> **SOURCE MATERIAL**
>>

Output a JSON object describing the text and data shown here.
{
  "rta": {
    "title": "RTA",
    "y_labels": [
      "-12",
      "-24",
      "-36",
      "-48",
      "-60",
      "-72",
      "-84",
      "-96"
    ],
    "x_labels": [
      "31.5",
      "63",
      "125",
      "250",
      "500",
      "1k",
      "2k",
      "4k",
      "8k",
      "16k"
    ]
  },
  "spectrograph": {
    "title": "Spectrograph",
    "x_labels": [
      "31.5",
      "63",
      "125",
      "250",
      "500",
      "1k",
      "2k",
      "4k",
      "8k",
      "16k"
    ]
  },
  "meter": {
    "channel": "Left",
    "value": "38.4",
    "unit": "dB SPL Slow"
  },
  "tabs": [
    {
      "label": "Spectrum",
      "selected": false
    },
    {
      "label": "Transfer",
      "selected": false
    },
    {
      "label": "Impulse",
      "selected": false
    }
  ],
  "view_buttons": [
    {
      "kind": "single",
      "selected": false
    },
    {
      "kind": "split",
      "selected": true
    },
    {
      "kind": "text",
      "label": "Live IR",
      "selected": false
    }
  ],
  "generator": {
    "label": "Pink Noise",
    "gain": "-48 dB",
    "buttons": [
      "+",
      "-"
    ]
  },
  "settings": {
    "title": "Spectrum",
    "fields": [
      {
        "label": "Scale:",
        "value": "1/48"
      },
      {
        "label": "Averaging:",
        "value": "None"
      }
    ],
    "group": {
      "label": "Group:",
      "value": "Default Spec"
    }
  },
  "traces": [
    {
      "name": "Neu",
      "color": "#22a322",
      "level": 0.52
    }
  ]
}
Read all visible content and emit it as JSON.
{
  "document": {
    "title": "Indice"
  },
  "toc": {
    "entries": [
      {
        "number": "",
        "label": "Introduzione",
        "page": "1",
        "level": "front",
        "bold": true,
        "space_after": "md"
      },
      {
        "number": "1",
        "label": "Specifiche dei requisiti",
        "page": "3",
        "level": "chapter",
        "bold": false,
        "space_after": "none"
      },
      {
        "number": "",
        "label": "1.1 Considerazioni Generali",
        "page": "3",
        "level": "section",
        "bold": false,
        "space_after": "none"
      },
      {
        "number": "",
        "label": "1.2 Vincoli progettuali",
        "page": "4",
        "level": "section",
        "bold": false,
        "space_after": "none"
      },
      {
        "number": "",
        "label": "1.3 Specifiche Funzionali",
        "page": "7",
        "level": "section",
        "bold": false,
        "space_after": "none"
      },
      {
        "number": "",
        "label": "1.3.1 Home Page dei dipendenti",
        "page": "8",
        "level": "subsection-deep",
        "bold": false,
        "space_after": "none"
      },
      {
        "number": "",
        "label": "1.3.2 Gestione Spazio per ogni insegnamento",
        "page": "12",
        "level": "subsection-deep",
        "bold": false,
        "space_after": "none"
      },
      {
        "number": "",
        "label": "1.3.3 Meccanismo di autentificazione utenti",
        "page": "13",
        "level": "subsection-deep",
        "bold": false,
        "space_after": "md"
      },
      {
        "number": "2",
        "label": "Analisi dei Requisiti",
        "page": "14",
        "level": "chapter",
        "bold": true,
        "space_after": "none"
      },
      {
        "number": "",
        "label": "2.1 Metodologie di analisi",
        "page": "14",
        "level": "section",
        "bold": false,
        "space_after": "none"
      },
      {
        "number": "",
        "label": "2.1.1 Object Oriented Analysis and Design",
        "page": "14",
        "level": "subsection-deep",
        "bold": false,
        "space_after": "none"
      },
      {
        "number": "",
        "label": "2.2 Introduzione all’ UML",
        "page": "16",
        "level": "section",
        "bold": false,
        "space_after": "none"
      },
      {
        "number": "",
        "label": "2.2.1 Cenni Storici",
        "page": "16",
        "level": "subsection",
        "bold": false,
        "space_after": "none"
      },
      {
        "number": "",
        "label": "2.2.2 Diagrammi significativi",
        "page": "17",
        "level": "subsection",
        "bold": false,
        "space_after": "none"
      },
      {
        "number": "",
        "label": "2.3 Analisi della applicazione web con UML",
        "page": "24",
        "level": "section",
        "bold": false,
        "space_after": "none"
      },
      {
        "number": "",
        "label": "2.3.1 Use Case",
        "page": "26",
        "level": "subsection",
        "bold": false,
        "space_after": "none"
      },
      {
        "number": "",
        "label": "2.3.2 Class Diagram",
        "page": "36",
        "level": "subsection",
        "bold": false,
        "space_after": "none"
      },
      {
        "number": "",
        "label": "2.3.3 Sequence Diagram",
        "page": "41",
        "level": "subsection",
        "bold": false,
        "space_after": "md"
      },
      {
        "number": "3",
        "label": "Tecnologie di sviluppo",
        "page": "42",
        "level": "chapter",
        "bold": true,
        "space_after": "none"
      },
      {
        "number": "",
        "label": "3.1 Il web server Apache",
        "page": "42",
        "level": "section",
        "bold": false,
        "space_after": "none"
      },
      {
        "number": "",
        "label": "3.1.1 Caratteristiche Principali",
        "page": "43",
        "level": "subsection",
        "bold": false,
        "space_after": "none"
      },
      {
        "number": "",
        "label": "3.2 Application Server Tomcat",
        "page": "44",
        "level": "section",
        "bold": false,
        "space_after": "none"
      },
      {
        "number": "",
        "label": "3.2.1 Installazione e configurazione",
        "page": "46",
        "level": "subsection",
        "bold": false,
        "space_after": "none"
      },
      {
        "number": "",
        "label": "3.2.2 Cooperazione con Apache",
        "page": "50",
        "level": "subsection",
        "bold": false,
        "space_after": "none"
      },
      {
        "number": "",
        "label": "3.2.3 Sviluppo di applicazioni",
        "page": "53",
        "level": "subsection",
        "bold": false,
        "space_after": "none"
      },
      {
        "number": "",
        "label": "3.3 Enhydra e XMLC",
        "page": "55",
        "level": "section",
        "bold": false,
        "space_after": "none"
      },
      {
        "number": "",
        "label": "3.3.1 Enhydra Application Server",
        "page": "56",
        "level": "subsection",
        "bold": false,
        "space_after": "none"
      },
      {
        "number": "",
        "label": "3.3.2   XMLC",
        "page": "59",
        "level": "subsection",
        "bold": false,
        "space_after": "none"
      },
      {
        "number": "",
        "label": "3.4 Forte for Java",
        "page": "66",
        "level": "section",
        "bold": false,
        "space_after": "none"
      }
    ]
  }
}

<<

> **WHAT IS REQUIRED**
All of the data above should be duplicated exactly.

> **TASK OUTPUT**
Output a JSON object describing the text and data shown here.
{
  "rta": {
    "title": "RTA",
    "y_labels": [
      "-12",
      "-24",
      "-36",
      "-48",
      "-60",
      "-72",
      "-84",
      "-96"
    ],
    "x_labels": [
      "31.5",
      "63",
      "125",
      "250",
      "500",
      "1k",
      "2k",
      "4k",
      "8k",
      "16k"
    ]
  },
  "spectrograph": {
    "title": "Spectrograph",
    "x_labels": [
      "31.5",
      "63",
      "125",
      "250",
      "500",
      "1k",
      "2k",
      "4k",
      "8k",
      "16k"
    ]
  },
  "meter": {
    "channel": "Left",
    "value": "38.4",
    "unit": "dB SPL Slow"
  },
  "tabs": [
    {
      "label": "Spectrum",
      "selected": false
    },
    {
      "label": "Transfer",
      "selected": false
    },
    {
      "label": "Impulse",
      "selected": false
    }
  ],
  "view_buttons": [
    {
      "kind": "single",
      "selected": false
    },
    {
      "kind": "split",
      "selected": true
    },
    {
      "kind": "text",
      "label": "Live IR",
      "selected": false
    }
  ],
  "generator": {
    "label": "Pink Noise",
    "gain": "-48 dB",
    "buttons": [
      "+",
      "-"
    ]
  },
  "settings": {
    "title": "Spectrum",
    "fields": [
      {
        "label": "Scale:",
        "value": "1/48"
      },
      {
        "label": "Averaging:",
        "value": "None"
      }
    ],
    "group": {
      "label": "Group:",
      "value": "Default Spec"
    }
  },
  "traces": [
    {
      "name": "Neu",
      "color": "#22a322",
      "level": 0.52
    }
  ]
}
Read all visible content and emit it as JSON.
{
  "document": {
    "title": "Indice"
  },
  "toc": {
    "entries": [
      {
        "number": "",
        "label": "Introduzione",
        "page": "1",
        "level": "front",
        "bold": true,
        "space_after": "md"
      },
      {
        "number": "1",
        "label": "Specifiche dei requisiti",
        "page": "3",
        "level": "chapter",
        "bold": false,
        "space_after": "none"
      },
      {
        "number": "",
        "label": "1.1 Considerazioni Generali",
        "page": "3",
        "level": "section",
        "bold": false,
        "space_after": "none"
      },
      {
        "number": "",
        "label": "1.2 Vincoli progettuali",
        "page": "4",
        "level": "section",
        "bold": false,
        "space_after": "none"
      },
      {
        "number": "",
        "label": "1.3 Specifiche Funzionali",
        "page": "7",
        "level": "section",
        "bold": false,
        "space_after": "none"
      },
      {
        "number": "",
        "label": "1.3.1 Home Page dei dipendenti",
        "page": "8",
        "level": "subsection-deep",
        "bold": false,
        "space_after": "none"
      },
      {
        "number": "",
        "label": "1.3.2 Gestione Spazio per ogni insegnamento",
        "page": "12",
        "level": "subsection-deep",
        "bold": false,
        "space_after": "none"
      },
      {
        "number": "",
        "label": "1.3.3 Meccanismo di autentificazione utenti",
        "page": "13",
        "level": "subsection-deep",
        "bold": false,
        "space_after": "md"
      },
      {
        "number": "2",
        "label": "Analisi dei Requisiti",
        "page": "14",
        "level": "chapter",
        "bold": true,
        "space_after": "none"
      },
      {
        "number": "",
        "label": "2.1 Metodologie di analisi",
        "page": "14",
        "level": "section",
        "bold": false,
        "space_after": "none"
      },
      {
        "number": "",
        "label": "2.1.1 Object Oriented Analysis and Design",
        "page": "14",
        "level": "subsection-deep",
        "bold": false,
        "space_after": "none"
      },
      {
        "number": "",
        "label": "2.2 Introduzione all’ UML",
        "page": "16",
        "level": "section",
        "bold": false,
        "space_after": "none"
      },
      {
        "number": "",
        "label": "2.2.1 Cenni Storici",
        "page": "16",
        "level": "subsection",
        "bold": false,
        "space_after": "none"
      },
      {
        "number": "",
        "label": "2.2.2 Diagrammi significativi",
        "page": "17",
        "level": "subsection",
        "bold": false,
        "space_after": "none"
      },
      {
        "number": "",
        "label": "2.3 Analisi della applicazione web con UML",
        "page": "24",
        "level": "section",
        "bold": false,
        "space_after": "none"
      },
      {
        "number": "",
        "label": "2.3.1 Use Case",
        "page": "26",
        "level": "subsection",
        "bold": false,
        "space_after": "none"
      },
      {
        "number": "",
        "label": "2.3.2 Class Diagram",
        "page": "36",
        "level": "subsection",
        "bold": false,
        "space_after": "none"
      },
      {
        "number": "",
        "label": "2.3.3 Sequence Diagram",
        "page": "41",
        "level": "subsection",
        "bold": false,
        "space_after": "md"
      },
      {
        "number": "3",
        "label": "Tecnologie di sviluppo",
        "page": "42",
        "level": "chapter",
        "bold": true,
        "space_after": "none"
      },
      {
        "number": "",
        "label": "3.1 Il web server Apache",
        "page": "42",
        "level": "section",
        "bold": false,
        "space_after": "none"
      },
      {
        "number": "",
        "label": "3.1.1 Caratteristiche Principali",
        "page": "43",
        "level": "subsection",
        "bold": false,
        "space_after": "none"
      },
      {
        "number": "",
        "label": "3.2 Application Server Tomcat",
        "page": "44",
        "level": "section",
        "bold": false,
        "space_after": "none"
      },
      {
        "number": "",
        "label": "3.2.1 Installazione e configurazione",
        "page": "46",
        "level": "subsection",
        "bold": false,
        "space_after": "none"
      },
      {
        "number": "",
        "label": "3.2.2 Cooperazione con Apache",
        "page": "50",
        "level": "subsection",
        "bold": false,
        "space_after": "none"
      },
      {
        "number": "",
        "label": "3.2.3 Sviluppo di applicazioni",
        "page": "53",
        "level": "subsection",
        "bold": false,
        "space_after": "none"
      },
      {
        "number": "",
        "label": "3.3 Enhydra e XMLC",
        "page": "55",
        "level": "section",
        "bold": false,
        "space_after": "none"
      },
      {
        "number": "",
        "label": "3.3.1 Enhydra Application Server",
        "page": "56",
        "level": "subsection",
        "bold": false,
        "space_after": "none"
      },
      {
        "number": "",
        "label": "3.3.2   XMLC",
        "page": "59",
        "level": "subsection",
        "bold": false,
        "space_after": "none"
      },
      {
        "number": "",
        "label": "3.4 Forte for Java",
        "page": "66",
        "level": "section",
        "bold": false,
        "space_after": "none"
      }
    ]
  }
}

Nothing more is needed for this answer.